I don't think your definition is well-defined either. Where's the important line between self-modification and making a toaster?

I'm not a hundred percent clear on this, and I'll be the first to admit that this is a problem and needs to fixed before the problem can be solved. From a very brief period of thought it seems to me a good line to draw is the point at which the new agent becomes more powerful, in the sense of optimization power, than the old one.

We appear to have no useful definition for the word. Time to stop using it, IMO.

I think the word points to something, and I have a feeling that something is the heart of the problem. Interestingly, in terms of mathematical decision theory self-modification seems quite well defined.

Comment author: 12 May 2011 10:37:15PM 2 points [-]

After some heat, we're starting to get light. This is good.

"An ideal CDT agent that anticipates facing only action-determined problems will always choose not to self modify" is true "An ideal CDT agent that anticipates facing only action-determined problems will always choose not to do anything" is false.

I'm not sure that's true. Imagine I'm an ideal CDT. I am in North America. If I wish to react to something that happens in China, there will be some lag. If I could deal with the situation better when there is no lag, I would benefit from cloning myself and sending a copy to China. Would that be self-modification?

(This presupposes that I have access to materials sufficient to copy myself. That might not be true, depending on whether an ideal CDT is physically realizable.)

Comment author: 12 May 2011 11:12:13PM *  1 point [-]

I should probably have specified that building another agent doesn't really count as self modification if the other agent is identical to the original (or maybe it does count as self modification, but in a very vacuous sense, the same way 'do nothing' is technically an algorithm). So if the other agent is CDT this is not a counter-example.

If the other agent is a more primitive approximation to a CDT then I would view constructing it not as self-modification, but simply as making a choice in an action-determined problem.

If the other agent is TDT or UDT or something then this may count as self-modification, but there is no need to make it this way.

Suppose we use the rigorous definition where an action-determined problem is just a list of choices, each of which leads to a probability distribution across possible outcomes, each of which has a utility assigned to it. In this case I think it is clear that "An ideal CDT agent that anticipates facing only action-determined problems will always choose not to self modify" is true while "An ideal CDT agent that anticipates facing only action-determined problems will always choose not to do anything" is false.

Comment author: 12 May 2011 11:41:34PM *  2 points [-]

Suppose we use the rigorous definition where an action-determined problem is just a list of choices, each of which leads to a probability distribution across possible outcomes, each of which has a utility assigned to it. In this case I think it is clear that "An ideal CDT agent that anticipates facing only action-determined problems will always choose not to self modify" is true

That's plausible, but my counterexample still holds, apparently.

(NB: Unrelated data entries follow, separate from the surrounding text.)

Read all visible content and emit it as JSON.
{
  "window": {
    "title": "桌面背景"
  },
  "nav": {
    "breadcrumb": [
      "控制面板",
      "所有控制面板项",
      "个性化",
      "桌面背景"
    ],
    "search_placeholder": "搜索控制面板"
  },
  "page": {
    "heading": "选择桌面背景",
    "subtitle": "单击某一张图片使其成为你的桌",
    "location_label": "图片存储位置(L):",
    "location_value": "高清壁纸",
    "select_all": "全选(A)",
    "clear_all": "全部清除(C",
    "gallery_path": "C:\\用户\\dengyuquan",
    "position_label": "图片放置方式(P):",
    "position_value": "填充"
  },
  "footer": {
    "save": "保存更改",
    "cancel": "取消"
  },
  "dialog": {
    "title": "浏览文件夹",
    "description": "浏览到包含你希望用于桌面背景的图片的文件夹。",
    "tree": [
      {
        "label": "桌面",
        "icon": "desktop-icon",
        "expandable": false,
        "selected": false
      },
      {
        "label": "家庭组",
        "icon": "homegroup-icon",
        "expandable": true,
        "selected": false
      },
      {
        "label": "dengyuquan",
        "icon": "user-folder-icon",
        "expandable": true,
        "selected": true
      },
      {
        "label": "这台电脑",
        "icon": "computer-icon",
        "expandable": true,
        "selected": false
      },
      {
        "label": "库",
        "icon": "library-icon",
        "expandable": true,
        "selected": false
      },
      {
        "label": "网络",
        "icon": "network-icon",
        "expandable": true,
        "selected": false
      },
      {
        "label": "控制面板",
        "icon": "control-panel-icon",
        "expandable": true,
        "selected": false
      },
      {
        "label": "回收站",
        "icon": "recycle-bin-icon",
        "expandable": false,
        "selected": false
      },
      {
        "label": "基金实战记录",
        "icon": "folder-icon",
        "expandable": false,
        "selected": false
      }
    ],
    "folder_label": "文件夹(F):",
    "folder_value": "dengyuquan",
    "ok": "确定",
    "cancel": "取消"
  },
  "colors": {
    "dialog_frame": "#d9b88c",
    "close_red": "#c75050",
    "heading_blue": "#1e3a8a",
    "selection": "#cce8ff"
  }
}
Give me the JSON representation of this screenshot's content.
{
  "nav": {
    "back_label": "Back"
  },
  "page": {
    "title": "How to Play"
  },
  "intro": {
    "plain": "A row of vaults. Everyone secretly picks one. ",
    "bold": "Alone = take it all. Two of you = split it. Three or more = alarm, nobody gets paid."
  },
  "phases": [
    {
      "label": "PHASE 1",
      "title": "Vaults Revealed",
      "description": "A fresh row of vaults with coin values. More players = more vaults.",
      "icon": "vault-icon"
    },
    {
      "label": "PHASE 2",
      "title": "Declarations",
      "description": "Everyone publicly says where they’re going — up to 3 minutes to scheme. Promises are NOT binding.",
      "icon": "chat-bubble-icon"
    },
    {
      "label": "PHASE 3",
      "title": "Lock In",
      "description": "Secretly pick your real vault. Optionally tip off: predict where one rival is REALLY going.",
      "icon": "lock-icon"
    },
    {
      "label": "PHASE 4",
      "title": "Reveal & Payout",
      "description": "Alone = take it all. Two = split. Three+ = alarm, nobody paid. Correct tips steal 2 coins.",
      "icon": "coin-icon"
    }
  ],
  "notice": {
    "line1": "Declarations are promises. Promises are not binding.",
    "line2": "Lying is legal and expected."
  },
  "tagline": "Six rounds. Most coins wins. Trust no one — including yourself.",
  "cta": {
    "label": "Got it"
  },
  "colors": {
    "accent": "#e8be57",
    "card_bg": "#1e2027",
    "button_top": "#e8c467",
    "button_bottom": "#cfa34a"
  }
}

I'm sure the desired theorem is true under the right hypotheses, but I can't quite guess what they are right now.

In the cloning scenario, Tim-in-China would have to be a modified version of Tim-in-US. Tim-in-US is optimizing for a utility function U of the environment which perhaps can only be evaluated based on information available to Tim-in-US. Tim-in-China would be constructed to optimize for the best estimate of U it can make, given that it's in China. This best estimate will be different from U. If everything important happens in China and needs quick responses, and Tim-in-US can't move, it might even be worthwhile for Tim-in-US to sacrifice himself to create Tim-in-China.

Tim-in-China is clearly a self-modification, since the utility function is different, right?

In general, we can contrive the circumstances so the agent is paid to self-modify. If the agent is rational and it's paid enough to self-modify, it will.